After thumbing through the book, wondering where to start, I decided to begin my long distance exploration of Spain with a traditional favorite, Tortilla Espanola. I remember this dish fondly from my initial introduction to it at a tapas bar in Madrid where I first saw wine drunk from a traditional Catalonian vessel called a porron, a sort of a glass bota or wineskin, between bites of this delicious potato and egg dish. I’ve been to the grocery to collect the ingredients and hope that this combination of armchair traveling and kitchen alchemy will result in a sense of copious sunshine by late afternoon.
Tortilla Espanola (Spanish Omelet)
(from "Spain and the World Table")
9 Yukon Gold potatoes (about 2 pounds) peeled and sliced 1/8 inch thick
1 3/4 teaspoon salt, divided
1/2 cup plus 2 tablespoons extra virgin olive oil, divided
1 cup chopped yellow onions
1/3 cup chopped red bell pepper
1/3 cup chopped green bell pepper
1/2 cup diced chorizo sausage
1 cup diced Serrano ham
10 large eggs
Beat eggs and 3/4 teaspoon salt in a large bowl until smooth. Set aside.
Toss sliced potatoes with 1 teaspoon of salt. Heat 1/2 cup olive oil in a large non-stick or well seasoned frying pan. Add potatoes and cook, stirring occasionally, until the potatoes begin to soften (approximately 5 minutes).
Add the onions, peppers, sausage and ham. Continue to cook, stirring occasionally, until potatoes are tender, another 5-10 minutes).
Drain the potato mixture and add it to the eggs. Stir until well combined.
Clean the frying pan then return it to medium heat. Add 2 tablespoons of olive oil. When the oil is quite hot add the potato mixture, smoothing it evenly in the pan.
Reduce heat to low. Cook the egg mixture, gently shaking the pan occasionally to prevent sticking, until the mixture is set (approximately 8 minutes).
Remove pan from heat.
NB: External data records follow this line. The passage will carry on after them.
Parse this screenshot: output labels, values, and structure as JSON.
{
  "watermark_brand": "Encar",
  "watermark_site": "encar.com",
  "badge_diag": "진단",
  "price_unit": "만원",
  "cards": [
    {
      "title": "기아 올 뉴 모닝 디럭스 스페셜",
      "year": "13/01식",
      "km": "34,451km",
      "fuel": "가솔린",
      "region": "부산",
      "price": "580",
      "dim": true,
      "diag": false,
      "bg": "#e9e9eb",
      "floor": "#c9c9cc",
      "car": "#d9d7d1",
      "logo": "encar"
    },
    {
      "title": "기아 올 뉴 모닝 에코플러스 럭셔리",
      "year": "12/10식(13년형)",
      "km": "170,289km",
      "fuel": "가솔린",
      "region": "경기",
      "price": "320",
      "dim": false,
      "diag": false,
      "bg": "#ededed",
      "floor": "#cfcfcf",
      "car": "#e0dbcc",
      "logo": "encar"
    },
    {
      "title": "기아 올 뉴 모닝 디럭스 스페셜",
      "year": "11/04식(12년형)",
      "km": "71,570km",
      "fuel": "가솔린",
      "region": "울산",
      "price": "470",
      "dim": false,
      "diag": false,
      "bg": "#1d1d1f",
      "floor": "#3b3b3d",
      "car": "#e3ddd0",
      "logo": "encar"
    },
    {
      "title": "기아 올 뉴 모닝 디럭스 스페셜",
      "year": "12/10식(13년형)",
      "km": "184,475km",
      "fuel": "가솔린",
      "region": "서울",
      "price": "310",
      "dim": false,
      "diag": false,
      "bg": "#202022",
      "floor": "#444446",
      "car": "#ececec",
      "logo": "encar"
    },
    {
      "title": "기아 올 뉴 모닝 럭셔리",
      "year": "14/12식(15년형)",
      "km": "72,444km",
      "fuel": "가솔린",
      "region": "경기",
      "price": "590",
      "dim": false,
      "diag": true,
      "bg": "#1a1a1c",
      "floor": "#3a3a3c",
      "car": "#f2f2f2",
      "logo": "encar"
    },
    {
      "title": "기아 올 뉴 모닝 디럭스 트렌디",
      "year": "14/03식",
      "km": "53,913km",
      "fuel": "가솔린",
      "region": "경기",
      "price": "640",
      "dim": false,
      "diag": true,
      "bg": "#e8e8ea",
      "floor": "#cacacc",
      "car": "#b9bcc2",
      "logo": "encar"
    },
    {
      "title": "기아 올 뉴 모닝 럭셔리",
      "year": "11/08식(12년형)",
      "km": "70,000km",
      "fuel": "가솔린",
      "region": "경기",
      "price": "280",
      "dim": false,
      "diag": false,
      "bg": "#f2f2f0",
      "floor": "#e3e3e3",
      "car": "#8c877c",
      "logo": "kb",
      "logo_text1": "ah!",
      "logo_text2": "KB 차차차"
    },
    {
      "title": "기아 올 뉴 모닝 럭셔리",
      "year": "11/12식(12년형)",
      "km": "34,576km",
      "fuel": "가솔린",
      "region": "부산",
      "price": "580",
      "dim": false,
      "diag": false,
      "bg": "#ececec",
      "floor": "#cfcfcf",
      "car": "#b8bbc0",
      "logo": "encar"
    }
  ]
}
Cover the omelet with a large plate ( a flat pan lid or omelet turner be used instead) then flip the pan, inverting the omelet onto the plate. Slide the omelet back into the pan to cook the other side until lightly browned (approximately 5 minutes).
Transfer the omelet to a serving plate. Cut into wedges or squares. Serve hot or at room temperature.
I could not find Serrano ham at any local markets. In this case I substituted prosciutto.
To my taste, the amount of salt can be reduced by about half.
Like any omelet, this dish is very generous in allowing for variations of quantities and ingredients to be added to the basic mixture of eggs and potatoes. Either ham or sausage or neither might be added. Likewise the mixture of vegetables or color of peppers might vary according to what is on hand.